EXTRACTED RECORDS:
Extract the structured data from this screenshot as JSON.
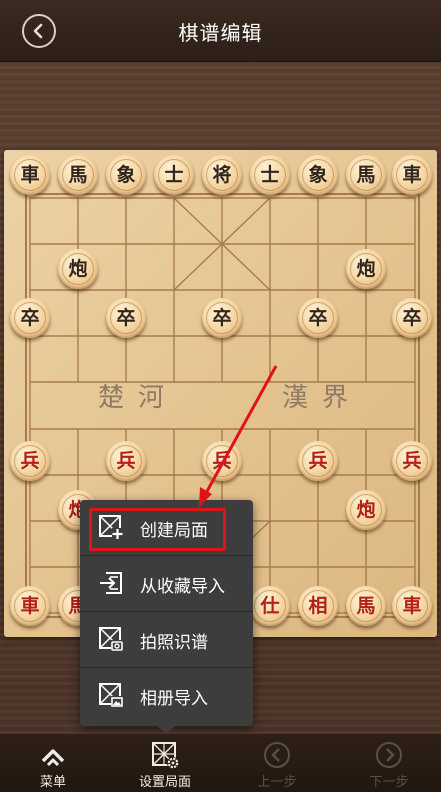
{
  "header": {
    "title": "棋谱编辑",
    "back_icon": "back-chevron-icon"
  },
  "board": {
    "river_left": "楚河",
    "river_right": "漢界"
  },
  "pieces": {
    "black_back_row": [
      "車",
      "馬",
      "象",
      "士",
      "将",
      "士",
      "象",
      "馬",
      "車"
    ],
    "black_cannons": [
      "炮",
      "炮"
    ],
    "black_soldiers": [
      "卒",
      "卒",
      "卒",
      "卒",
      "卒"
    ],
    "red_soldiers": [
      "兵",
      "兵",
      "兵",
      "兵",
      "兵"
    ],
    "red_cannons": [
      "炮",
      "炮"
    ],
    "red_back_row": [
      "車",
      "馬",
      "仕",
      "相",
      "馬",
      "車"
    ]
  },
  "popup_menu": {
    "items": [
      {
        "label": "创建局面",
        "icon": "create-position-icon"
      },
      {
        "label": "从收藏导入",
        "icon": "import-favorites-icon"
      },
      {
        "label": "拍照识谱",
        "icon": "photo-recognize-icon"
      },
      {
        "label": "相册导入",
        "icon": "album-import-icon"
      }
    ]
  },
  "bottom_bar": {
    "tabs": [
      {
        "label": "菜单",
        "icon": "menu-icon",
        "enabled": true
      },
      {
        "label": "设置局面",
        "icon": "setup-position-icon",
        "enabled": true
      },
      {
        "label": "上一步",
        "icon": "previous-step-icon",
        "enabled": false
      },
      {
        "label": "下一步",
        "icon": "next-step-icon",
        "enabled": false
      }
    ]
  },
  "colors": {
    "header_bg": "#2c1f17",
    "board": "#e2c18d",
    "red_piece_text": "#b32016",
    "black_piece_text": "#33261d",
    "highlight": "#e0131b",
    "popup_bg": "#3d3d3d"
  }
}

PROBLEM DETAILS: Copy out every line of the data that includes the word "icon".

EXERCISE SOLUTION:
    "back_icon": "back-chevron-icon"
        "icon": "create-position-icon"
        "icon": "import-favorites-icon"
        "icon": "photo-recognize-icon"
        "icon": "album-import-icon"
        "icon": "menu-icon",
        "icon": "setup-position-icon",
        "icon": "previous-step-icon",
        "icon": "next-step-icon",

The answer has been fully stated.